# [THE PROBLEM]
Everything in the listing below needs to be returned word for word.
--
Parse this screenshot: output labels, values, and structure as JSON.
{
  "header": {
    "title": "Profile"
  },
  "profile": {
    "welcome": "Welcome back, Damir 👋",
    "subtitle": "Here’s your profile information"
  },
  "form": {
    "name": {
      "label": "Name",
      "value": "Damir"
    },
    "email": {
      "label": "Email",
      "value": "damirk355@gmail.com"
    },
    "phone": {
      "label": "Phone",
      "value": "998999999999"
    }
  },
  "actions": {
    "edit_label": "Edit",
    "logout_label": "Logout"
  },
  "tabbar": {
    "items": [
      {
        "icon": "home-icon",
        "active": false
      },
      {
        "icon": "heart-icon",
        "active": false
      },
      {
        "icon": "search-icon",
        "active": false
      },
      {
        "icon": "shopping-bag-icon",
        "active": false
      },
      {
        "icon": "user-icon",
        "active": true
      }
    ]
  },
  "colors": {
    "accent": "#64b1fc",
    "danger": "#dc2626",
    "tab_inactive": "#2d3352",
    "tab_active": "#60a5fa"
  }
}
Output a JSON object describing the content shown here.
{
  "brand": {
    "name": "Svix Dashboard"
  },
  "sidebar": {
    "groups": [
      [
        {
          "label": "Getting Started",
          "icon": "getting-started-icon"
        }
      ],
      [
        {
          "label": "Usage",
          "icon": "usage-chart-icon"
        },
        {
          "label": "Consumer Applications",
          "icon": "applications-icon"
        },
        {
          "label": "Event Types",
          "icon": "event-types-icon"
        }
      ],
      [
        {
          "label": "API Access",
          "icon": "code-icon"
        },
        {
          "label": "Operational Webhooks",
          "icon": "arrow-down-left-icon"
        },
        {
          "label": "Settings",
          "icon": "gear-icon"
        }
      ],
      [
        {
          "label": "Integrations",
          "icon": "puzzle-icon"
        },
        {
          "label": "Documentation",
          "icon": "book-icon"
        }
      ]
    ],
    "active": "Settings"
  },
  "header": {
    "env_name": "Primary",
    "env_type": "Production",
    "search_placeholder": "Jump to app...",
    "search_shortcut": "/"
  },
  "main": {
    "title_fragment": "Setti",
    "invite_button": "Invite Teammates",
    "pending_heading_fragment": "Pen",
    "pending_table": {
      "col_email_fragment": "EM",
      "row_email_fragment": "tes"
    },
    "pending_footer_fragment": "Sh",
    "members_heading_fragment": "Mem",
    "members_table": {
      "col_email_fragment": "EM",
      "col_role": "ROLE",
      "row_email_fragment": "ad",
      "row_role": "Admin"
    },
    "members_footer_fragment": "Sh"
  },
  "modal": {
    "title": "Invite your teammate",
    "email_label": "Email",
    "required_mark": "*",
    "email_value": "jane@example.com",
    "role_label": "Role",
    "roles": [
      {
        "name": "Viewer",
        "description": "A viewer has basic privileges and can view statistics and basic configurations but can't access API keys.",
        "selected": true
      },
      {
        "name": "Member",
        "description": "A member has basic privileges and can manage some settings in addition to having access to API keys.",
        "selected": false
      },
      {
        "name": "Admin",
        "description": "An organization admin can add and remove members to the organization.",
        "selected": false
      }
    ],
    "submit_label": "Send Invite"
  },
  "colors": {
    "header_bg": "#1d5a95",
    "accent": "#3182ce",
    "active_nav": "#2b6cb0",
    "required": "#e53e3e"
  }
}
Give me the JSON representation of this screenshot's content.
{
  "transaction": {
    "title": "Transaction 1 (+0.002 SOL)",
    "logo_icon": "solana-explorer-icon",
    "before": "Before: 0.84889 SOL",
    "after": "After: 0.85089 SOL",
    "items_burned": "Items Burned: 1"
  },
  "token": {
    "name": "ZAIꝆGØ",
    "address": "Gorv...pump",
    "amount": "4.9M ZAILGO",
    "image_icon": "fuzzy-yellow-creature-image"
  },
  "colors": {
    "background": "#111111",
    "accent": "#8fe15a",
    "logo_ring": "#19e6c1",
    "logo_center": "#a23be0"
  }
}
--
# [ANSWER TO THIS PROBLEM]
Parse this screenshot: output labels, values, and structure as JSON.
{
  "header": {
    "title": "Profile"
  },
  "profile": {
    "welcome": "Welcome back, Damir 👋",
    "subtitle": "Here’s your profile information"
  },
  "form": {
    "name": {
      "label": "Name",
      "value": "Damir"
    },
    "email": {
      "label": "Email",
      "value": "damirk355@gmail.com"
    },
    "phone": {
      "label": "Phone",
      "value": "998999999999"
    }
  },
  "actions": {
    "edit_label": "Edit",
    "logout_label": "Logout"
  },
  "tabbar": {
    "items": [
      {
        "icon": "home-icon",
        "active": false
      },
      {
        "icon": "heart-icon",
        "active": false
      },
      {
        "icon": "search-icon",
        "active": false
      },
      {
        "icon": "shopping-bag-icon",
        "active": false
      },
      {
        "icon": "user-icon",
        "active": true
      }
    ]
  },
  "colors": {
    "accent": "#64b1fc",
    "danger": "#dc2626",
    "tab_inactive": "#2d3352",
    "tab_active": "#60a5fa"
  }
}
Output a JSON object describing the content shown here.
{
  "brand": {
    "name": "Svix Dashboard"
  },
  "sidebar": {
    "groups": [
      [
        {
          "label": "Getting Started",
          "icon": "getting-started-icon"
        }
      ],
      [
        {
          "label": "Usage",
          "icon": "usage-chart-icon"
        },
        {
          "label": "Consumer Applications",
          "icon": "applications-icon"
        },
        {
          "label": "Event Types",
          "icon": "event-types-icon"
        }
      ],
      [
        {
          "label": "API Access",
          "icon": "code-icon"
        },
        {
          "label": "Operational Webhooks",
          "icon": "arrow-down-left-icon"
        },
        {
          "label": "Settings",
          "icon": "gear-icon"
        }
      ],
      [
        {
          "label": "Integrations",
          "icon": "puzzle-icon"
        },
        {
          "label": "Documentation",
          "icon": "book-icon"
        }
      ]
    ],
    "active": "Settings"
  },
  "header": {
    "env_name": "Primary",
    "env_type": "Production",
    "search_placeholder": "Jump to app...",
    "search_shortcut": "/"
  },
  "main": {
    "title_fragment": "Setti",
    "invite_button": "Invite Teammates",
    "pending_heading_fragment": "Pen",
    "pending_table": {
      "col_email_fragment": "EM",
      "row_email_fragment": "tes"
    },
    "pending_footer_fragment": "Sh",
    "members_heading_fragment": "Mem",
    "members_table": {
      "col_email_fragment": "EM",
      "col_role": "ROLE",
      "row_email_fragment": "ad",
      "row_role": "Admin"
    },
    "members_footer_fragment": "Sh"
  },
  "modal": {
    "title": "Invite your teammate",
    "email_label": "Email",
    "required_mark": "*",
    "email_value": "jane@example.com",
    "role_label": "Role",
    "roles": [
      {
        "name": "Viewer",
        "description": "A viewer has basic privileges and can view statistics and basic configurations but can't access API keys.",
        "selected": true
      },
      {
        "name": "Member",
        "description": "A member has basic privileges and can manage some settings in addition to having access to API keys.",
        "selected": false
      },
      {
        "name": "Admin",
        "description": "An organization admin can add and remove members to the organization.",
        "selected": false
      }
    ],
    "submit_label": "Send Invite"
  },
  "colors": {
    "header_bg": "#1d5a95",
    "accent": "#3182ce",
    "active_nav": "#2b6cb0",
    "required": "#e53e3e"
  }
}
Give me the JSON representation of this screenshot's content.
{
  "transaction": {
    "title": "Transaction 1 (+0.002 SOL)",
    "logo_icon": "solana-explorer-icon",
    "before": "Before: 0.84889 SOL",
    "after": "After: 0.85089 SOL",
    "items_burned": "Items Burned: 1"
  },
  "token": {
    "name": "ZAIꝆGØ",
    "address": "Gorv...pump",
    "amount": "4.9M ZAILGO",
    "image_icon": "fuzzy-yellow-creature-image"
  },
  "colors": {
    "background": "#111111",
    "accent": "#8fe15a",
    "logo_ring": "#19e6c1",
    "logo_center": "#a23be0"
  }
}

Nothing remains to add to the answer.